Remember last fall when the province came up with an old-growth plan? And they gave First Nations 30 days to decide if they were on board?
The Hu-ay-aht First Nation was the first to respond. They postponed logging old-growth in all but 4% of their territory.
But because they were only given 30 days, they also said their plans could shift a little.
The coastal Indigenous group Na̲nwaḵolas Council is now responding to the same proposal from the government. They took a bit more time to sort things out. Because let’s be honest, 30 days is not enough time.
Dallas Smith is the president of the Na̲nwaḵolas Council. On January 19, he said the deferral “will prioritize some of the rarest and oldest forests.”
The Na̲nwaḵolas Council is made up of the Mamalilikulla, Tlowitsis, Da’naxda’xw Awaetlala, Wei Wai Kum, and K’ómoks First Nations. Their Aweenak’ola, or “the lands we are on,” is home to ancient forests on northern Vancouver Island and parts of the coastal mainland.
A lot of that land is in the region covered by Tree Forest License 39-2, which cuts west across central Vancouver Island from Port McNeil to just north of Campbell River. TheTree Forest License grants Western Forest Products virtually exclusive rights to log in this area.
The new agreement protects all of the ancient and remnant trees in 1,068 hectares identified by the province’s Old Growth Technical Advisory Panel (TAP). That’s on top of another 1,500 hectares the Na̲nwaḵolas Council protects through other agreements signed in 2020.
Smith explained that it’s hard work trying to balance the needs of the forest with the cultural and financial needs of the Council’s nations.
“We have done a lot of work to put us in a position to actively engage Western and others around our important cultural and ecological values while balancing the socioeconomic needs of our communities and the surrounding region.”

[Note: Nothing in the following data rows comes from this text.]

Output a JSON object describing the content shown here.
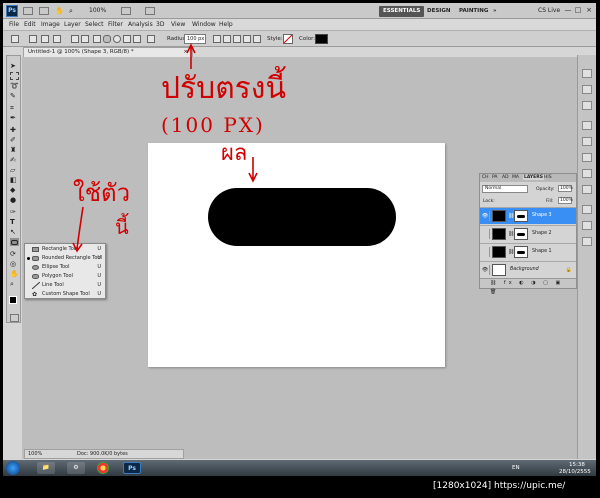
{
  "app": {
    "logo": "Ps",
    "zoom": "100%",
    "workspaces": [
      "ESSENTIALS",
      "DESIGN",
      "PAINTING",
      "»"
    ],
    "cs_live": "CS Live",
    "window_controls": [
      "—",
      "□",
      "×"
    ]
  },
  "menu": [
    "File",
    "Edit",
    "Image",
    "Layer",
    "Select",
    "Filter",
    "Analysis",
    "3D",
    "View",
    "Window",
    "Help"
  ],
  "options": {
    "radius_label": "Radius:",
    "radius_value": "100 px",
    "style_label": "Style:",
    "color_label": "Color:",
    "color_value": "#000000"
  },
  "document": {
    "tab_title": "Untitled-1 @ 100% (Shape 3, RGB/8) *",
    "tab_close": "×",
    "shape_color": "#000000",
    "status": "Doc: 900.0K/0 bytes",
    "status_zoom": "100%"
  },
  "tool_flyout": [
    {
      "label": "Rectangle Tool",
      "key": "U",
      "icon": "rectangle-icon",
      "selected": false
    },
    {
      "label": "Rounded Rectangle Tool",
      "key": "U",
      "icon": "rounded-rectangle-icon",
      "selected": true
    },
    {
      "label": "Ellipse Tool",
      "key": "U",
      "icon": "ellipse-icon",
      "selected": false
    },
    {
      "label": "Polygon Tool",
      "key": "U",
      "icon": "polygon-icon",
      "selected": false
    },
    {
      "label": "Line Tool",
      "key": "U",
      "icon": "line-icon",
      "selected": false
    },
    {
      "label": "Custom Shape Tool",
      "key": "U",
      "icon": "custom-shape-icon",
      "selected": false
    }
  ],
  "layers_panel": {
    "tabs": [
      "CH",
      "PA",
      "AD",
      "MA",
      "LAYERS",
      "HIS"
    ],
    "blend_mode": "Normal",
    "opacity_label": "Opacity:",
    "opacity_value": "100%",
    "lock_label": "Lock:",
    "fill_label": "Fill:",
    "fill_value": "100%",
    "layers": [
      {
        "name": "Shape 3",
        "selected": true
      },
      {
        "name": "Shape 2",
        "selected": false
      },
      {
        "name": "Shape 1",
        "selected": false
      },
      {
        "name": "Background",
        "selected": false
      }
    ],
    "footer_icons": "⛓ fx ◐ ◑ ▢ ▣ 🗑"
  },
  "annotations": {
    "top": "ปรับตรงนี้",
    "middle": "(100 PX)",
    "result": "ผล",
    "left": "ใช้ตัว",
    "left2": "นี้",
    "color": "#d10000"
  },
  "taskbar": {
    "lang": "EN",
    "time": "15:38",
    "date": "28/10/2555",
    "ps_label": "Ps"
  },
  "caption": "[1280x1024] https://upic.me/"
}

So far, about two-thirds of BC’s 204 Indigenous communities have responded to the government’s old-growth proposal.